The summer holiday is the perfect time to stop rushing around and start spending quality time with my own children. When we get bored after the first week and/or the weather takes a turn for the worse, we start playing games. Card games are simple and a deck of fits easily into luggage if you are travelling, but so does Pass the Pigs!
Pass the Pigs is a family favourite and has many develpmental benefits when playing the game with children. It helps with maths, but also with learning resilience and perseverance.
The aim of the game is to score the most points by rolling a pair of pigs. Your score is calculated depending on the position the pigs land in. The first educational benefit is simple addition. The children need to add up the score of the two pigs they have rolled, then they must add it to their total score. It’s a good bit of mental addition practice. But that’s not the best bit.
The best bit is the losing. As you play the game you accrue points, but you can also lose your points. All of them. If your two pigs are touching (making bacon) or you roll a double sider with one dot up and one dot down, your score goes back to zero. What I’ve found to be particularly valuable are the converstations I’ve been having with the children when they do lose their points.
To start with there were a few tantrums and then not wanting to play EVER AGAIN! Then they would play if the were in a team with an adult. This gave us the opportunity to model our reactions to losing points. It’s ok to be disappionted. But we’re trying to teach proportional responses. Eventually they were happy to play on their own, with/against the rest of the family. Great fun ensuses. WARNING – avoid playing the game if your small child is too tired, it’s easy to go back to square one!

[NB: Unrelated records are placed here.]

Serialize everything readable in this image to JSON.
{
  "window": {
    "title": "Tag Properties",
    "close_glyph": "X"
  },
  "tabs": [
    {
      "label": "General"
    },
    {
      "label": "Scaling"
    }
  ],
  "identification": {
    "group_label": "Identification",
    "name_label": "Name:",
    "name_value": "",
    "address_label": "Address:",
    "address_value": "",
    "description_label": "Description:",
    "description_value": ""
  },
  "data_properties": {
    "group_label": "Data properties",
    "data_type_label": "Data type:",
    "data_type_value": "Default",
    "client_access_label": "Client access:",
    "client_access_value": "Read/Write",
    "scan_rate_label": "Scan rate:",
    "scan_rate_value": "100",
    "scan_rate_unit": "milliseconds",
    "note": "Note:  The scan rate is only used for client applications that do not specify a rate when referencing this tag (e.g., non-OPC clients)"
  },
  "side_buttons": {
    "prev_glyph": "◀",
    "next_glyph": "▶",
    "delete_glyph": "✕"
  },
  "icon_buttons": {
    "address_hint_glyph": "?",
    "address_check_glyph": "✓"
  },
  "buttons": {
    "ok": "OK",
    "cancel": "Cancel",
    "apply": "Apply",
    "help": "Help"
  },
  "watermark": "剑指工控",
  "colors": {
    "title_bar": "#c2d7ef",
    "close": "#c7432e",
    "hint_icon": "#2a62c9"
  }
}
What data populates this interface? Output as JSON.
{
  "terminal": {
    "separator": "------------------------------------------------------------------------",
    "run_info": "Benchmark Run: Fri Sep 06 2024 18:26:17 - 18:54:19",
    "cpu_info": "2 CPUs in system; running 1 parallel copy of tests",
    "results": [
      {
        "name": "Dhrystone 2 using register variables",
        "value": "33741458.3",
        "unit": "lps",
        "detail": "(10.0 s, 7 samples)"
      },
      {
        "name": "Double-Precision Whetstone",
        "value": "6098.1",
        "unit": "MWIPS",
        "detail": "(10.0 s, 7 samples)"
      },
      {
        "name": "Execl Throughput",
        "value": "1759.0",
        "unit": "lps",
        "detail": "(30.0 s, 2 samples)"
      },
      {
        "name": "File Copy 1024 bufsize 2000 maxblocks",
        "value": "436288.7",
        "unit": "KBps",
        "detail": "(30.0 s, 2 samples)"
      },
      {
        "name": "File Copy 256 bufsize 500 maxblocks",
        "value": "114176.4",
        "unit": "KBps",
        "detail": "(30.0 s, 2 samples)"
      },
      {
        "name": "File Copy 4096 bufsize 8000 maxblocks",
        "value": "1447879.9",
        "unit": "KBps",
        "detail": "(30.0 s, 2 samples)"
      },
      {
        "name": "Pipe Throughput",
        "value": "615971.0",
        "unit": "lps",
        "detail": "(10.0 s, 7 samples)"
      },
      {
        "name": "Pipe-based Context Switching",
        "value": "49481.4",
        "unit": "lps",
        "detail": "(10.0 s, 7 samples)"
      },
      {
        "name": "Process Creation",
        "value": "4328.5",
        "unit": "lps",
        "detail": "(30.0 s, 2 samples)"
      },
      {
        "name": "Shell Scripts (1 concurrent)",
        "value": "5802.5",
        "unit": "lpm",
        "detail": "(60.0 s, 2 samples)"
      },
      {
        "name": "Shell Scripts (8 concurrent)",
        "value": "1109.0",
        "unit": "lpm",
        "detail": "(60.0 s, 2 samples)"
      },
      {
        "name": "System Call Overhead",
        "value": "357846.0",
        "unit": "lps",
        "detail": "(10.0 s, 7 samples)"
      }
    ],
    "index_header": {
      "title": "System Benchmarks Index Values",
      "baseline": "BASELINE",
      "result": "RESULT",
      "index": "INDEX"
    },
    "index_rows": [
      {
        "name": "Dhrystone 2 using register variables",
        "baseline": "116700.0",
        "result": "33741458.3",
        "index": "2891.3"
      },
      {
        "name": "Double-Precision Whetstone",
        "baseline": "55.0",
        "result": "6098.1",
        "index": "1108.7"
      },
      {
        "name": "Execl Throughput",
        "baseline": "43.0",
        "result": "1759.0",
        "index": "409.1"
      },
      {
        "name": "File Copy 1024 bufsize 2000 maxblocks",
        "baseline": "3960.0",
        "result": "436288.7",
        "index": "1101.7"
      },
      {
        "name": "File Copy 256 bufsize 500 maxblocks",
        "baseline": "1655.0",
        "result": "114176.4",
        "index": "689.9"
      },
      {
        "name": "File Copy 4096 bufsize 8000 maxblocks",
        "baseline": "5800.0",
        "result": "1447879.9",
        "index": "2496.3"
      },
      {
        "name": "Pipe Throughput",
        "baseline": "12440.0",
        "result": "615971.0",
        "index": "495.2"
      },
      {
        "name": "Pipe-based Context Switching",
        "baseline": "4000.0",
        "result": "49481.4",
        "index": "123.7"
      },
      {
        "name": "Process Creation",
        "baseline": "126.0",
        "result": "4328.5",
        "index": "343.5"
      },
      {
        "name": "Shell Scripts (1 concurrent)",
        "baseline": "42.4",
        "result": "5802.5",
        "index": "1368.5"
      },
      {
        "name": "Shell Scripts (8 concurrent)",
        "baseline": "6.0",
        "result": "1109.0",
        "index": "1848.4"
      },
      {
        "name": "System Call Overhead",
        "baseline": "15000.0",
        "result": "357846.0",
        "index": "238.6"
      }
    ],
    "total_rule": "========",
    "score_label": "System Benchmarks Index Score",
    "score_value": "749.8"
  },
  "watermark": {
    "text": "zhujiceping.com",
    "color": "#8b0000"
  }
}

There is immense pleasure to be found in rolling a leaning jowler or a double razorback. But that pleasure is heightened by the jeopardy involved. I like the fact that you can be winning the whole way through the game, only to lose all of your points at the last moment. Equally, you can be floundering in single figures and surprisingly be the last player with any points.